Although the children have all behaved themselves during recording so far, managing to sit through the 25 minute-long shows with no trouble, Fletcher and his team did have to stop filming on one memorable occasion.
"We had a lovely thing happen," he says. "There was one part where I told them I'd forgotten to buy pineapple chunks for a party. But there was a pineapple in the fruit bowl on set so the children all shouted out, 'There's a pineapple!' You can't fool an audience of kids.
"We were a bit thrown so we had to remove the pineapple and start the scene again."
Fletcher doesn't have any children of his own - yet. And, despite causing quite a stir on Mumsnet, says he's not interested in a 'Find Justin A Wife' programme as some of them have suggested.
"I don't see myself as a heart-throb," he says, nearly choking with laughter. "I really don't, although it is quite flattering when you get proposed to."
For someone with such a surreal work life, Fletcher's spare time is comparatively banal, taking in fly fishing with his dad (songwriter Guy Fletcher) and playing tennis.
"I live in the country so I go out and walk by the river, and reflect a bit. I also quite like gardening," he adds.
But with three television programmes, a hectic schedule of live tours and plentiful voiceover work, he enjoys precious little spare time.
"I would probably say I'm a workaholic but I just love it and I find it exciting... I don't tend to sit still that long," he concedes.
Fletcher shows no signs of stopping, and admits he'd like to have a career as long as that of his idol, Play School presenter Brian Cant, who is 78.
"Brian was going on to the autumn of his years and I would love to do the same. I don't think I could stop working. I can't imagine it really," he says.
He's hoping for a second series of Justin's House, if the first one goes well, and to work on a charity single with Gary Barlow, who he met when the singer presented him with a Children's Bafta.
There's also a chance he'll pitch for a Saturday morning show inspired by Tiswas and Swap Shop, and an early evening Saturday night show for the family, which will give him the chance to make himself known to those who don't have children.
"I suppose there is a bit of a blind spot to what I do but I always get surprised," he says.
"The other day I was at the petrol station filling my car up and I had a little sniffle. So I asked the young lad at the counter for a packet of tissues, and he turned to the lad in the stock cupboard and said, 'Oi Dave! Can you sort out some tissues for Mr Tumble?'"
EXTRA TIME - TOP FIVE CHILDREN'S TV PRESENTERS
:: Brian Cant - The first presenter of Play School when it started in 1964, he stayed with the show for 21 years.
:: Valerie Singleton - A Blue Peter presenter for 10 years, she won over a nation of children with her charisma and ability to stay straight-faced even when a baby elephant once relieved itself in the studio.
:: Andi Peters - Occupier of the CBBC Broom Cupboard from 1989 to 1993, Peters held court with his puppet pals Edd The Duck and Wilson (the butler).
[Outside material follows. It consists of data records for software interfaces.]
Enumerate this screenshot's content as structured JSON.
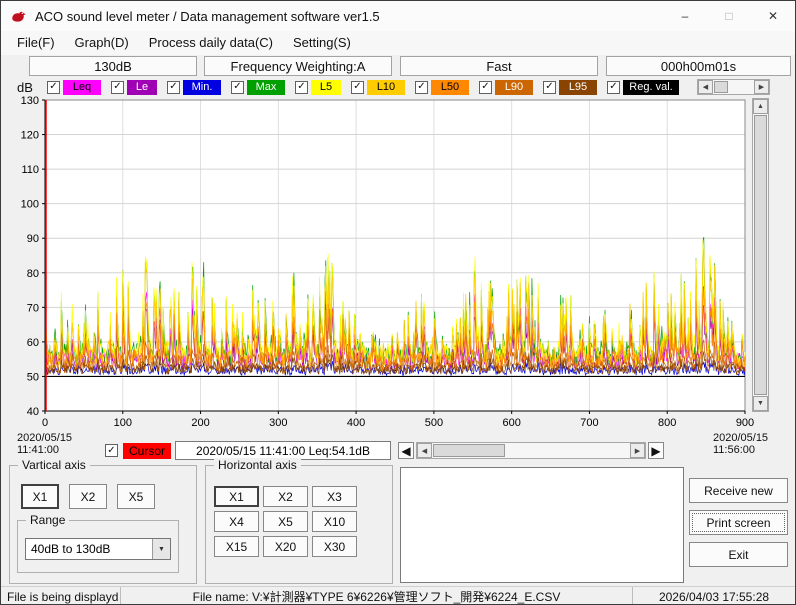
{
  "window": {
    "title": "ACO sound level meter / Data management software ver1.5",
    "controls": {
      "minimize": "–",
      "maximize": "□",
      "close": "✕"
    }
  },
  "menu": {
    "items": [
      {
        "label": "File(F)"
      },
      {
        "label": "Graph(D)"
      },
      {
        "label": "Process daily data(C)"
      },
      {
        "label": "Setting(S)"
      }
    ]
  },
  "header_tabs": [
    "130dB",
    "Frequency Weighting:A",
    "Fast",
    "000h00m01s"
  ],
  "icons": {
    "check": "✓",
    "scroll_left": "◀",
    "scroll_right": "▶",
    "scroll_up": "▲",
    "scroll_down": "▼",
    "dropdown_arrow": "▼",
    "fast_rewind": "◀",
    "fast_forward": "▶"
  },
  "legend": {
    "axis_unit": "dB",
    "items": [
      {
        "label": "Leq",
        "checked": true,
        "color": "#ff00ff",
        "text_color": "#000000"
      },
      {
        "label": "Le",
        "checked": true,
        "color": "#a000b4",
        "text_color": "#ffffff"
      },
      {
        "label": "Min.",
        "checked": true,
        "color": "#0000e0",
        "text_color": "#ffffff"
      },
      {
        "label": "Max",
        "checked": true,
        "color": "#00a000",
        "text_color": "#ffffff"
      },
      {
        "label": "L5",
        "checked": true,
        "color": "#ffff00",
        "text_color": "#000000"
      },
      {
        "label": "L10",
        "checked": true,
        "color": "#ffcc00",
        "text_color": "#000000"
      },
      {
        "label": "L50",
        "checked": true,
        "color": "#ff8800",
        "text_color": "#000000"
      },
      {
        "label": "L90",
        "checked": true,
        "color": "#cc6600",
        "text_color": "#ffffff"
      },
      {
        "label": "L95",
        "checked": true,
        "color": "#884400",
        "text_color": "#ffffff"
      },
      {
        "label": "Reg. val.",
        "checked": true,
        "color": "#000000",
        "text_color": "#ffffff"
      }
    ]
  },
  "chart": {
    "start": {
      "date": "2020/05/15",
      "time": "11:41:00"
    },
    "end": {
      "date": "2020/05/15",
      "time": "11:56:00"
    }
  },
  "chart_data": {
    "type": "line",
    "title": "Sound level time history",
    "ylabel": "dB",
    "ylim": [
      40,
      130
    ],
    "ytick_step": 10,
    "xlim": [
      0,
      900
    ],
    "xtick_step": 100,
    "grid": true,
    "cursor_x": 0,
    "regulation_value": 50,
    "noise_seed": 20200515,
    "peak_envelope": [
      [
        0,
        76
      ],
      [
        25,
        74
      ],
      [
        55,
        72
      ],
      [
        90,
        79
      ],
      [
        125,
        86
      ],
      [
        150,
        78
      ],
      [
        175,
        74
      ],
      [
        200,
        90
      ],
      [
        215,
        73
      ],
      [
        240,
        74
      ],
      [
        265,
        77
      ],
      [
        290,
        71
      ],
      [
        320,
        80
      ],
      [
        345,
        74
      ],
      [
        365,
        86
      ],
      [
        385,
        70
      ],
      [
        405,
        67
      ],
      [
        430,
        61
      ],
      [
        455,
        63
      ],
      [
        480,
        75
      ],
      [
        505,
        68
      ],
      [
        530,
        72
      ],
      [
        550,
        86
      ],
      [
        570,
        81
      ],
      [
        590,
        76
      ],
      [
        615,
        79
      ],
      [
        640,
        80
      ],
      [
        665,
        73
      ],
      [
        690,
        74
      ],
      [
        715,
        70
      ],
      [
        735,
        67
      ],
      [
        760,
        73
      ],
      [
        785,
        81
      ],
      [
        805,
        74
      ],
      [
        830,
        85
      ],
      [
        845,
        91
      ],
      [
        860,
        86
      ],
      [
        875,
        68
      ],
      [
        900,
        62
      ]
    ],
    "series": [
      {
        "name": "Leq",
        "color": "#ff00ff",
        "base": 51.5,
        "band": 5.0,
        "scale": 0.6,
        "seed": 11
      },
      {
        "name": "Le",
        "color": "#a000b4",
        "base": 51.2,
        "band": 4.5,
        "scale": 0.5,
        "seed": 22
      },
      {
        "name": "Min.",
        "color": "#0000e0",
        "base": 50.2,
        "band": 2.2,
        "scale": 0.08,
        "seed": 33
      },
      {
        "name": "Max",
        "color": "#00a000",
        "base": 52.2,
        "band": 6.0,
        "scale": 0.93,
        "seed": 44
      },
      {
        "name": "L5",
        "color": "#ffff00",
        "base": 52.2,
        "band": 6.0,
        "scale": 0.95,
        "seed": 55
      },
      {
        "name": "L10",
        "color": "#ffcc00",
        "base": 51.8,
        "band": 5.5,
        "scale": 0.86,
        "seed": 66
      },
      {
        "name": "L50",
        "color": "#ff8800",
        "base": 51.3,
        "band": 4.8,
        "scale": 0.55,
        "seed": 77
      },
      {
        "name": "L90",
        "color": "#cc6600",
        "base": 50.7,
        "band": 3.2,
        "scale": 0.2,
        "seed": 88
      },
      {
        "name": "L95",
        "color": "#884400",
        "base": 50.4,
        "band": 2.6,
        "scale": 0.12,
        "seed": 99
      },
      {
        "name": "Reg. val.",
        "color": "#000000",
        "flat": true,
        "value": 50
      }
    ]
  },
  "cursor_bar": {
    "label": "Cursor",
    "checked": true,
    "readout": "2020/05/15 11:41:00 Leq:54.1dB"
  },
  "panels": {
    "vertical_axis": {
      "title": "Vartical axis",
      "buttons": [
        "X1",
        "X2",
        "X5"
      ],
      "active": "X1"
    },
    "range": {
      "title": "Range",
      "value": "40dB to 130dB"
    },
    "horizontal_axis": {
      "title": "Horizontal axis",
      "buttons": [
        "X1",
        "X2",
        "X3",
        "X4",
        "X5",
        "X10",
        "X15",
        "X20",
        "X30"
      ],
      "active": "X1"
    }
  },
  "actions": {
    "receive_new": "Receive new",
    "print_screen": "Print screen",
    "exit": "Exit"
  },
  "status_bar": {
    "left": "File is being displayd",
    "center": "File name: V:¥計測器¥TYPE 6¥6226¥管理ソフト_開発¥6224_E.CSV",
    "right": "2026/04/03 17:55:28"
  }
}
:: Timmy Mallett - The bespectacled presenter brought us legendary show Wacaday, the game Mallett's Mallet and catchphrases like 'bleaurghhh' and 'utterly brilliant'.
:: Ant And Dec - These Byker Grove actors found even greater fame as presenters of shows such as SM:TV Live and CD:UK, where their cheeky humour catapulted them into prime-time TV.
:: Justin's House begins on CBeebies on Saturday, October 8